The funding will support America's Cultural Treasures, a national and regional initiative focused on supporting Black, Latinx, Asian, and Indigenous (BIPOC) arts organizations and groups impacted by the COVID-19 pandemic. Led by an initial investment of $50 million from Ford and leadership support from Bloomberg Philanthropies ($10 million) and Barbara and Amos Hostetter, with additional support from the Abrams Foundation ($5 million), Alice L. Walton Foundation ($5 million), and Tom and Lisa Blumenthal, the national component of the initiative will provide $81 million in operating and general support grants to a cohort of twenty organizations that serve as anchors for artistic and cultural diversity in America.
To that end, grants ranging from $1 million to $6 million were awarded to the Alaska Native Heritage Center (Anchorage), Alvin Ailey American Dance Theater (New York City), Apollo Theater (New York City), Arab American National Museum (Dearborn, Michigan), Ballet Hispanico (New York City), Charles H. Wright Museum (Detroit, Michigan), Dance Theater of Harlem (New York City) East West Players (Los Angeles, California), El Museo del Barrio (New York City), Japanese American National Museum (Los Angeles, California), Jazz at Lincoln Center (New York City), Museo de Arte de Puerto Rico (Santurce, Puerto Rico), Museum of Chinese in the Americas (New York City), Museum of Contemporary Native Arts (Santa Fe, New Mexico), National Museum of Mexican Art (Chicago, Illinois), Penumbra Theatre (St. Paul, Minnesota), Project Row Houses (Houston, Texas), Studio Museum in Harlem (New York City), Urban Bush Women (New York City), and Wing Luke Museum of the Asian Pacific American Experience (Seattle, Washington). In addition to the grants, each organization will receive up to $100,000 in organizational capacity building support.
Seeded by an initial $35 million from Ford and supported by matching funds from the Heinz Endowments (Pittsburgh), Houston Endowment (Houston), Terra Foundation for American Art (Chicago), and Barr (Massachusetts), Getty (Los Angeles), John D. and Catherine T. MacArthur (Chicago), Joyce (Chicago), McKnight (Minnesota), Ralph M. Parsons (Los Angeles), and William Penn (Philadelphia) foundations, the regional component of the initiative will provide multiyear grants and other types of support to cultural groups of color that have demonstrated exceptional regional or local significance.

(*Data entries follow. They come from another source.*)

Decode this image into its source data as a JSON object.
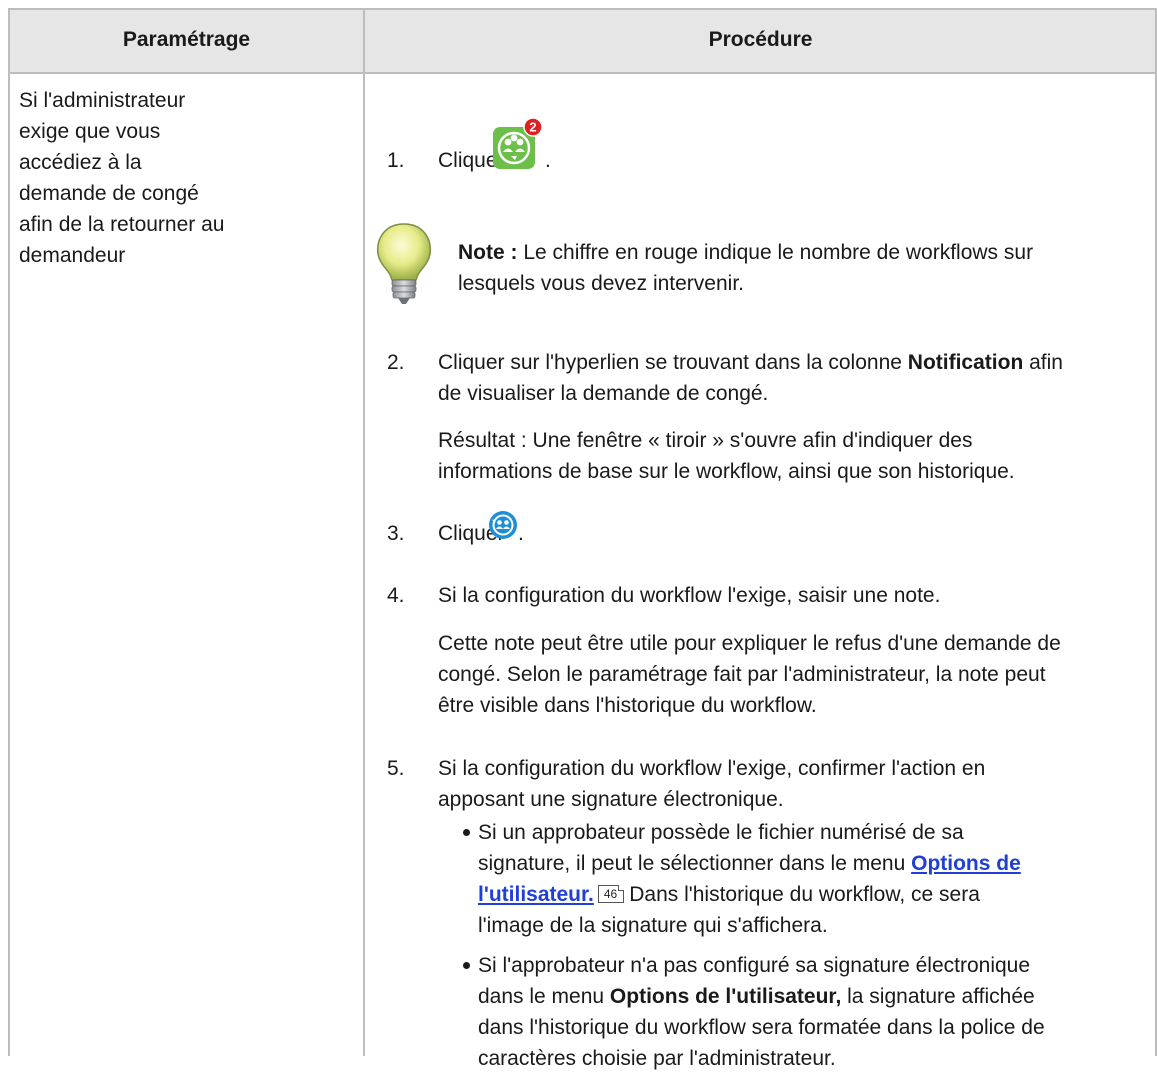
{
  "table": {
    "headers": {
      "col1": "Paramétrage",
      "col2": "Procédure"
    },
    "setting": [
      "Si l'administrateur",
      "exige que vous",
      "accédiez à la",
      "demande de congé",
      "afin de la retourner au",
      "demandeur"
    ],
    "steps": {
      "s1": {
        "num": "1.",
        "text": "Cliquer",
        "badge": "2",
        "after": "."
      },
      "note": {
        "label": "Note :",
        "line1": " Le chiffre en rouge indique le nombre de workflows sur",
        "line2": "lesquels vous devez intervenir."
      },
      "s2": {
        "num": "2.",
        "line1a": "Cliquer sur l'hyperlien se trouvant dans la colonne ",
        "line1b": "Notification",
        "line1c": " afin",
        "line2": "de visualiser la demande de congé.",
        "result1": "Résultat : Une fenêtre « tiroir » s'ouvre afin d'indiquer des",
        "result2": "informations de base sur le workflow, ainsi que son historique."
      },
      "s3": {
        "num": "3.",
        "text": "Cliquer",
        "after": "."
      },
      "s4": {
        "num": "4.",
        "line1": "Si la configuration du workflow l'exige, saisir une note.",
        "p1": "Cette note peut être utile pour expliquer le refus d'une demande de",
        "p2": "congé. Selon le paramétrage fait par l'administrateur, la note peut",
        "p3": "être visible dans l'historique du workflow."
      },
      "s5": {
        "num": "5.",
        "line1": "Si la configuration du workflow l'exige, confirmer l'action en",
        "line2": "apposant une signature électronique.",
        "b1": {
          "l1": "Si un approbateur possède le fichier numérisé de sa",
          "l2a": "signature, il peut le sélectionner dans le menu ",
          "l2link": "Options de",
          "l3link": "l'utilisateur.",
          "pageref": "46",
          "l3b": "Dans l'historique du workflow, ce sera",
          "l4": "l'image de la signature qui s'affichera."
        },
        "b2": {
          "l1": "Si l'approbateur n'a pas configuré sa signature électronique",
          "l2a": "dans le menu ",
          "l2b": "Options de l'utilisateur,",
          "l2c": " la signature affichée",
          "l3": "dans l'historique du workflow sera formatée dans la police de",
          "l4": "caractères choisie par l'administrateur."
        }
      }
    },
    "icons": {
      "workflow": "workflow-people-icon",
      "note": "lightbulb-icon",
      "return": "return-to-requester-icon"
    },
    "colors": {
      "header_bg": "#e6e6e6",
      "link": "#1f3fd6",
      "icon_green": "#6cc04a",
      "icon_blue": "#1e8fd6",
      "badge_red": "#e02020"
    }
  }
}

Recipients of the grants will be announced in early 2021, with additional groups, cities, and regions to be added as other funders join the initiative.
Ford's initial commitment of $85 million is funded by proceeds from a $1 billion social bond offering — part of a joint effort by five foundations to increase their grantmaking by $1.725 billion over two years with the aim of stabilizing and sustaining a nonprofit sector struggling with the economic and social impacts of COVID-19 and an epidemic of racial injustice.
"These institutions are critical in shaping the artistic and cultural heritage of [Chicago] and [the] nation," said Terra Foundation president and CEO Sharon Corwin. "It is our hope that through this collective action, these organizations will continue to thrive as creative centers for learning, ensuring a diversity of voices and narratives are celebrated and ideas exchanged."
"Calling them 'America's Cultural Treasures' recognizes that they are excellent but have suffered the impact of systemic racism by being undercapitalized," Kate Levin, who oversees the arts program at Bloomberg Philanthropies, told the Washington Post. "This is a situation that's been in place a long time now, but it's time to take action."
(Photo credit: Ballet Hispanico)